[Element data from apps and pages]
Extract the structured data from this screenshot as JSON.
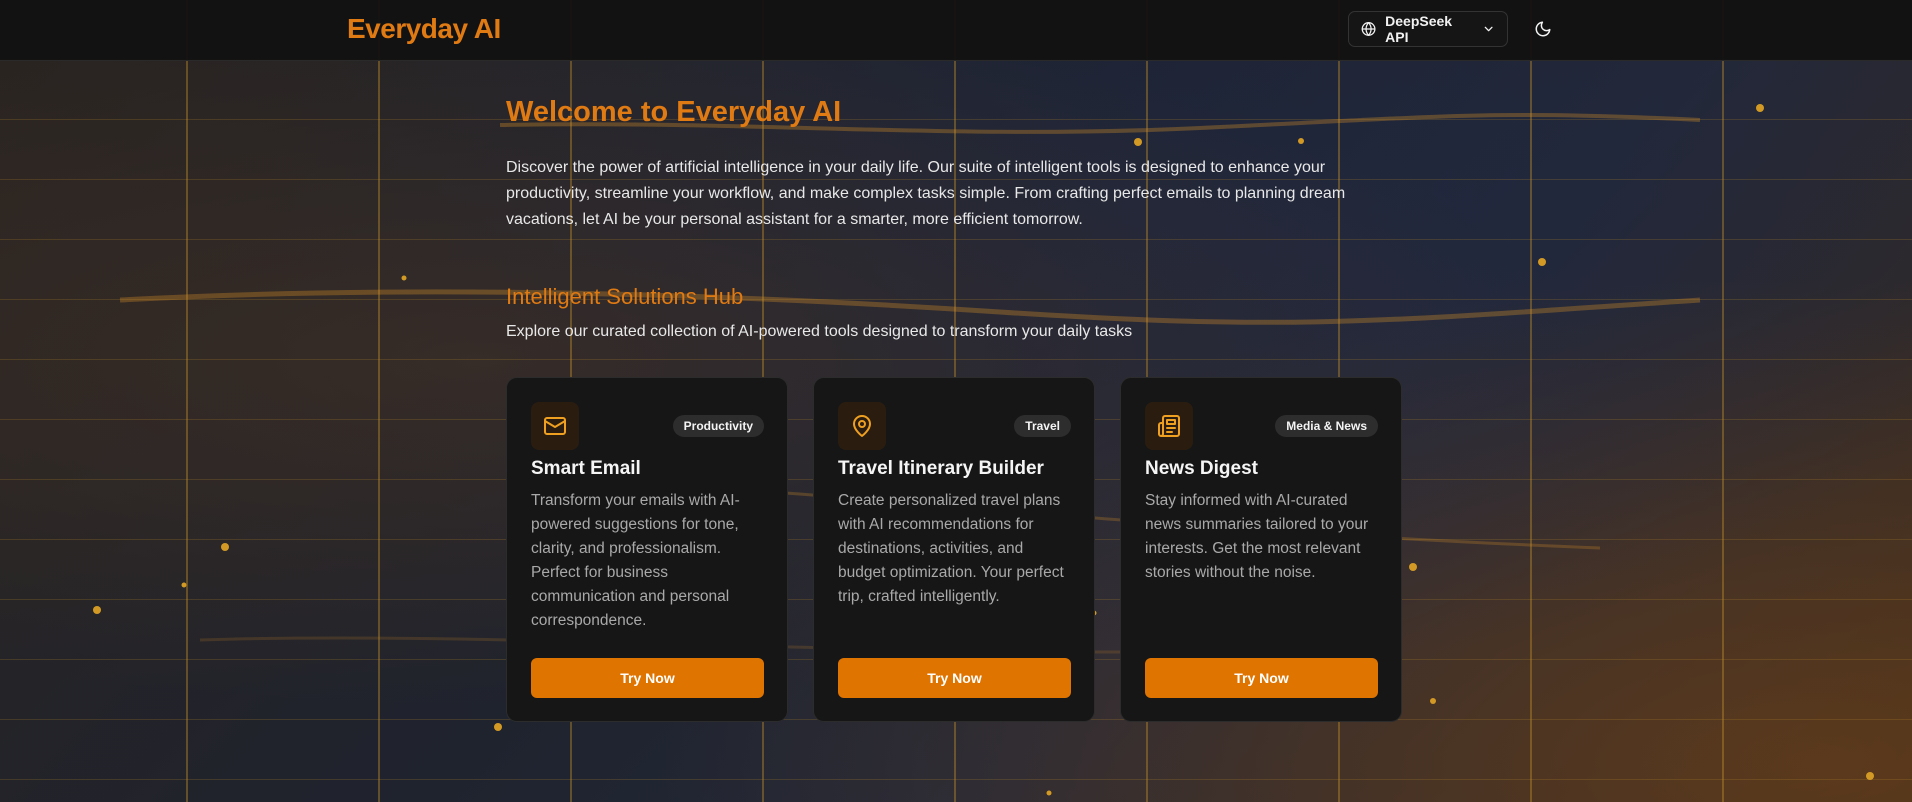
{
  "header": {
    "brand": "Everyday AI",
    "api_select": {
      "selected": "DeepSeek API",
      "icon": "globe-icon"
    },
    "theme_toggle_icon": "moon-icon"
  },
  "welcome": {
    "title": "Welcome to Everyday AI",
    "text": "Discover the power of artificial intelligence in your daily life. Our suite of intelligent tools is designed to enhance your productivity, streamline your workflow, and make complex tasks simple. From crafting perfect emails to planning dream vacations, let AI be your personal assistant for a smarter, more efficient tomorrow."
  },
  "hub": {
    "title": "Intelligent Solutions Hub",
    "subtitle": "Explore our curated collection of AI-powered tools designed to transform your daily tasks"
  },
  "cards": [
    {
      "icon": "mail-icon",
      "badge": "Productivity",
      "title": "Smart Email",
      "description": "Transform your emails with AI-powered suggestions for tone, clarity, and professionalism. Perfect for business communication and personal correspondence.",
      "button": "Try Now"
    },
    {
      "icon": "map-pin-icon",
      "badge": "Travel",
      "title": "Travel Itinerary Builder",
      "description": "Create personalized travel plans with AI recommendations for destinations, activities, and budget optimization. Your perfect trip, crafted intelligently.",
      "button": "Try Now"
    },
    {
      "icon": "newspaper-icon",
      "badge": "Media & News",
      "title": "News Digest",
      "description": "Stay informed with AI-curated news summaries tailored to your interests. Get the most relevant stories without the noise.",
      "button": "Try Now"
    }
  ],
  "colors": {
    "accent": "#e07a12",
    "button": "#e07400",
    "card_bg": "#161616",
    "header_bg": "#121212"
  }
}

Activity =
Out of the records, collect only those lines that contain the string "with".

Expected answer =
      "description": "Transform your emails with AI-powered suggestions for tone, clarity, and professionalism. Perfect for business communication and personal correspondence.",
      "description": "Create personalized travel plans with AI recommendations for destinations, activities, and budget optimization. Your perfect trip, crafted intelligently.",
      "description": "Stay informed with AI-curated news summaries tailored to your interests. Get the most relevant stories without the noise.",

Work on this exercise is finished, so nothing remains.